== ASSIGNMENT ==
Which lines of the records below contain the string "JSON"? Report each of them.

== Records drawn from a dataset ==
☆ ☆ ☆ ☆

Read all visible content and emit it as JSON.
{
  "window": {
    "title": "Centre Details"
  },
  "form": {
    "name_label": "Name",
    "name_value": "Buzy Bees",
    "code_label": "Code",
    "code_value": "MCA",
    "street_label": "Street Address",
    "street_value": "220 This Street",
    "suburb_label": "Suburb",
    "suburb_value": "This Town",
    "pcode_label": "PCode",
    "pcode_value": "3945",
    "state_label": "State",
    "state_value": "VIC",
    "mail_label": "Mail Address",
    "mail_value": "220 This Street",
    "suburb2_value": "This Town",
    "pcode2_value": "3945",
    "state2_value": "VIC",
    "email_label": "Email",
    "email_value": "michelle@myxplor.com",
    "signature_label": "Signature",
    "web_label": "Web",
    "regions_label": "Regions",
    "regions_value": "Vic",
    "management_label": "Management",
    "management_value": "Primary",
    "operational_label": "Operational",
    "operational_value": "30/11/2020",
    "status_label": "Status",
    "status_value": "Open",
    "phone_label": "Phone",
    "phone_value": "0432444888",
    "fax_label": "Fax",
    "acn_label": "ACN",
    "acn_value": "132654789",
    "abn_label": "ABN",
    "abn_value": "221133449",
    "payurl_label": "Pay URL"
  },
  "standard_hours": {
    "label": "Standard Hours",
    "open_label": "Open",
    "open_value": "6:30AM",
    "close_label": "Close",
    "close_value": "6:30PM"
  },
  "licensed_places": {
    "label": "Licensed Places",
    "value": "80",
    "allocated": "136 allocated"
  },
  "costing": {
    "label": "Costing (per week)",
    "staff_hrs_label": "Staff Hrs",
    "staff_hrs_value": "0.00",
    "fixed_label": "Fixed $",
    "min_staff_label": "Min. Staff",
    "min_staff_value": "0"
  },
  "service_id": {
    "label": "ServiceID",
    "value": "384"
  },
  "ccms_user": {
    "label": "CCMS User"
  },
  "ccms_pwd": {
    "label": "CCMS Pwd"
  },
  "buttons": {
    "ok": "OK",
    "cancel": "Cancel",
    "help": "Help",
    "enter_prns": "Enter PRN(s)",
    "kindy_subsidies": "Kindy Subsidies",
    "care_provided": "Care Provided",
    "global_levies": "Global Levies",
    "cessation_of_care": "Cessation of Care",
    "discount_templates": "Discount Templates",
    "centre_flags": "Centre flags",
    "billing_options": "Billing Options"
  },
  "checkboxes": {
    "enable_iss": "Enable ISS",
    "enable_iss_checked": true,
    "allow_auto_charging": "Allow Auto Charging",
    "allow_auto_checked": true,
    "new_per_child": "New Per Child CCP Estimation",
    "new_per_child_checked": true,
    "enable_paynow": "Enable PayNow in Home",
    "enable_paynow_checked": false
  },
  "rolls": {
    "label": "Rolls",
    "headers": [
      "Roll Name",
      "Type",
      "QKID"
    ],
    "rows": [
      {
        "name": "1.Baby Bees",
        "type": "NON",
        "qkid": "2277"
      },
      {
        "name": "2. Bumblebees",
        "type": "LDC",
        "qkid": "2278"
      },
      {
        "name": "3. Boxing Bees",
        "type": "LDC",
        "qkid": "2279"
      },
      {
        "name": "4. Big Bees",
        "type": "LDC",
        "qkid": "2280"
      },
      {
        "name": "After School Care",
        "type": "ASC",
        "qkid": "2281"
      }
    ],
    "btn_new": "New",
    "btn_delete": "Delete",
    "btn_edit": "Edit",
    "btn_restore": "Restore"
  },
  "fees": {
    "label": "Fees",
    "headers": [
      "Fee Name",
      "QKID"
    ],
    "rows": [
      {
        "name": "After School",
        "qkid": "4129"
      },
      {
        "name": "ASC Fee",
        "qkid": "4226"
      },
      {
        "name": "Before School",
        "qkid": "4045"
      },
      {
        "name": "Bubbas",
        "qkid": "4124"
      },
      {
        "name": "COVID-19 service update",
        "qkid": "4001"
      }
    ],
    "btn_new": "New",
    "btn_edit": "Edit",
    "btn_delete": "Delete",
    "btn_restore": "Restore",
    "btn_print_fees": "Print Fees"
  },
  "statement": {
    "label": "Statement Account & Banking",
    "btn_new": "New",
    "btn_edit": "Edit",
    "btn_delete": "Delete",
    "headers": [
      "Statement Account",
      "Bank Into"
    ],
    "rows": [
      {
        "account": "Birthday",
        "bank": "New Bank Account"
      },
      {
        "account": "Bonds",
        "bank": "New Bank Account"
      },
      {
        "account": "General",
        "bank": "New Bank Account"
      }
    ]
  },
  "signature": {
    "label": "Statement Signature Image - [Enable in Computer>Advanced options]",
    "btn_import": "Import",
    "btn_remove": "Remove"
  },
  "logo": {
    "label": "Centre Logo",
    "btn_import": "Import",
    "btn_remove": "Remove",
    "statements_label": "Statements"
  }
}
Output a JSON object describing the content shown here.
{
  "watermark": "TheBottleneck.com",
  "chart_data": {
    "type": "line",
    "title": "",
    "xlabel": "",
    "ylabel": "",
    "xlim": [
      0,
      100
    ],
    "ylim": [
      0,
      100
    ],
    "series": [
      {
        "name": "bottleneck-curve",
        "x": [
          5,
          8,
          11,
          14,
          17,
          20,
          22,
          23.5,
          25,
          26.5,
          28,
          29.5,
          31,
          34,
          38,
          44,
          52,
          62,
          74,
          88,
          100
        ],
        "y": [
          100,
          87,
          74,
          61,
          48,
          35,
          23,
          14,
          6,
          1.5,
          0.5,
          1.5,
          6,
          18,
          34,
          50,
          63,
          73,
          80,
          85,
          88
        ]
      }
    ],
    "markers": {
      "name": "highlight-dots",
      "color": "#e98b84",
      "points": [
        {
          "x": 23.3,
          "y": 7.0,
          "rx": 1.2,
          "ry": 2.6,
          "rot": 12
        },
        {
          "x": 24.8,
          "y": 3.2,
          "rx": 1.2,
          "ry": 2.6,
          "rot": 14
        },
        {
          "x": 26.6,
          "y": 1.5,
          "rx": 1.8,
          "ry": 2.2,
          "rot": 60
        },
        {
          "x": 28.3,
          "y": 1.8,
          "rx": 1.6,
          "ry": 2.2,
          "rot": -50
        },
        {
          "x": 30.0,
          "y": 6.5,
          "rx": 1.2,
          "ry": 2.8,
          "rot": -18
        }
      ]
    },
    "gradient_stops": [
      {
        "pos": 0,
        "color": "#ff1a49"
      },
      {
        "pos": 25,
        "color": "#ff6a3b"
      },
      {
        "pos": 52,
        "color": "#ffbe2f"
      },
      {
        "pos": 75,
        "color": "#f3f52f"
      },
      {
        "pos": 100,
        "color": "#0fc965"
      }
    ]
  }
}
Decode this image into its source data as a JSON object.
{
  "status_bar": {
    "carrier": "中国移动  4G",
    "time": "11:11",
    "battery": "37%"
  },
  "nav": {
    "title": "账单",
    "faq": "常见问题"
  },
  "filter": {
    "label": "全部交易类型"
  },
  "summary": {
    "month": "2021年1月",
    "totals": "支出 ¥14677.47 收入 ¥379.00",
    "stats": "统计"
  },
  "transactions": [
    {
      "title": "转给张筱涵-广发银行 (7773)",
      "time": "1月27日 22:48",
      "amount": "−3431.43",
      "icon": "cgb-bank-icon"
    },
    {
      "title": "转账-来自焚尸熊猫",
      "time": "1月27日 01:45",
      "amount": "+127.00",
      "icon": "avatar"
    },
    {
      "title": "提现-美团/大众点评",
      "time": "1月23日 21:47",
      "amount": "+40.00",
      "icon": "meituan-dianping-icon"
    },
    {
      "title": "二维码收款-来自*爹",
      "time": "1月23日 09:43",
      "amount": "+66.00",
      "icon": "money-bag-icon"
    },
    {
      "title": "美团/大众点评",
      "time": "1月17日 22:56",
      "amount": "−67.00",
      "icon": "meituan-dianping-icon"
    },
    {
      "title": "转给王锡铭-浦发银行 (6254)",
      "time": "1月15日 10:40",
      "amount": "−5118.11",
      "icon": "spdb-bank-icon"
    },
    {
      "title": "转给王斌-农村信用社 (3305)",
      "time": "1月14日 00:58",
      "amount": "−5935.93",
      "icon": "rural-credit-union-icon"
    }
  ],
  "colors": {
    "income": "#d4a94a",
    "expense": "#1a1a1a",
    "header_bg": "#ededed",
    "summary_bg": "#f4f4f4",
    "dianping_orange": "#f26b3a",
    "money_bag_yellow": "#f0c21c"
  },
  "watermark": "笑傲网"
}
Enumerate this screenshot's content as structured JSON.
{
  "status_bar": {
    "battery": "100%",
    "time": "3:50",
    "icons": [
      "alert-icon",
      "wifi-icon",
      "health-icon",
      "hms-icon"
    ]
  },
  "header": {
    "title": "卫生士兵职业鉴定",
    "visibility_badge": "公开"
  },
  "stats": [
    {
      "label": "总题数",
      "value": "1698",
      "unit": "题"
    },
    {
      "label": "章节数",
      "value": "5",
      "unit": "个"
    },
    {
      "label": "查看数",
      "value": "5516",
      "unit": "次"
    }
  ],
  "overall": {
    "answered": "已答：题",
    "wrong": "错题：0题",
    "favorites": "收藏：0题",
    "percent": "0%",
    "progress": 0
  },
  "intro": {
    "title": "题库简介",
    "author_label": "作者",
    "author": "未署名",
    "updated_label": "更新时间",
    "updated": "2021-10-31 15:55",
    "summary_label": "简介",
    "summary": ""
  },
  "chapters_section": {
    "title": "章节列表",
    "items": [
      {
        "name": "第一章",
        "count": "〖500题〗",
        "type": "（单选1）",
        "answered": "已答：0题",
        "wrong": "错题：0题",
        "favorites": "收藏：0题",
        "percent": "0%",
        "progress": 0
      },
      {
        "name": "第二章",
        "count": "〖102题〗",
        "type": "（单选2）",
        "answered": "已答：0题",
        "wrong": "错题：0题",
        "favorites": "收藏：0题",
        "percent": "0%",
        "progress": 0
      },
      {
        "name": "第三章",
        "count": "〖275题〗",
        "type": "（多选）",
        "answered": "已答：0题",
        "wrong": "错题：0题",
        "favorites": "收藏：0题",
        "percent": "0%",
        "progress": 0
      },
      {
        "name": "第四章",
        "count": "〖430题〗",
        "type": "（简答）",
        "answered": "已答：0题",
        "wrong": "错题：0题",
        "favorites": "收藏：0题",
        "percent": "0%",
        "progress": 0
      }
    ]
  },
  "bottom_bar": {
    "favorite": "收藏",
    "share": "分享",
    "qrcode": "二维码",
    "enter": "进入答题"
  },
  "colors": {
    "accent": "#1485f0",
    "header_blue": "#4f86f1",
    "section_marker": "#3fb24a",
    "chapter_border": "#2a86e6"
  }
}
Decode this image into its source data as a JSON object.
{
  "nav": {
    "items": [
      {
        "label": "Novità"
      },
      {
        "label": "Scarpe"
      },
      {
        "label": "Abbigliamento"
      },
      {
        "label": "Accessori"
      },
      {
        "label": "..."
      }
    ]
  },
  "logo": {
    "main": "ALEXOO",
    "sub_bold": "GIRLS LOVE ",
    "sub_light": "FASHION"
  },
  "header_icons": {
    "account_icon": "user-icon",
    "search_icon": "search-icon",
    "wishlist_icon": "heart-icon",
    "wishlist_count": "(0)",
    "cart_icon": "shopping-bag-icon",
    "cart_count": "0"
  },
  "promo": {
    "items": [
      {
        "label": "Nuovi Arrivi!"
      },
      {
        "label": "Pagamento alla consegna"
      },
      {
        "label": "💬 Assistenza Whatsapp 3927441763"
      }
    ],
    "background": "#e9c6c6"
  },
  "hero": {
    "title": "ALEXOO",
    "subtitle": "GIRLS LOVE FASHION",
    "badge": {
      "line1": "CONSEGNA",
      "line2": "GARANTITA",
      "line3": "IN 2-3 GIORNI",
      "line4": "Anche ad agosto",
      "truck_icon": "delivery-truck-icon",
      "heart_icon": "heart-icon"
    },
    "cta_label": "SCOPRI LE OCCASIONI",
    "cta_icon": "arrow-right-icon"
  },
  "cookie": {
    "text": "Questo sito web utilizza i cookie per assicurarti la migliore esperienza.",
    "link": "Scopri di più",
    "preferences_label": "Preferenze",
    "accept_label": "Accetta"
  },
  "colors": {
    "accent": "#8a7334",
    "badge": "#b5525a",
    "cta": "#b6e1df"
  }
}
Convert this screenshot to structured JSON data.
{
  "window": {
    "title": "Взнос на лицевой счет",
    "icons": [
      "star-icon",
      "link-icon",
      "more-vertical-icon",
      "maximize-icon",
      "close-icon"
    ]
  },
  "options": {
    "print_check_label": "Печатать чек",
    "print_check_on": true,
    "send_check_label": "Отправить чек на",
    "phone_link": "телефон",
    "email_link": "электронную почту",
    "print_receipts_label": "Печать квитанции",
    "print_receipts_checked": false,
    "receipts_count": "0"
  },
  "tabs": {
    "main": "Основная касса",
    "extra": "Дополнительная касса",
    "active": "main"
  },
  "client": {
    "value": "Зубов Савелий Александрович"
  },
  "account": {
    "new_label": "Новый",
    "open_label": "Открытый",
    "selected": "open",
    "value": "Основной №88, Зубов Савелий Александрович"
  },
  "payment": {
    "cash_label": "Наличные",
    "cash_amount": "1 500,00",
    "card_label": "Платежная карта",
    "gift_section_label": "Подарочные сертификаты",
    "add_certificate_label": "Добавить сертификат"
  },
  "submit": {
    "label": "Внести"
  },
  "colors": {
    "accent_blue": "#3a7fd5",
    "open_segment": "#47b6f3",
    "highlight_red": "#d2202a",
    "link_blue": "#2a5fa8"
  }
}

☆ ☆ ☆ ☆

== SOLVED EXERCISE ==
Read all visible content and emit it as JSON.
Output a JSON object describing the content shown here.
Decode this image into its source data as a JSON object.
Enumerate this screenshot's content as structured JSON.
Decode this image into its source data as a JSON object.
Convert this screenshot to structured JSON data.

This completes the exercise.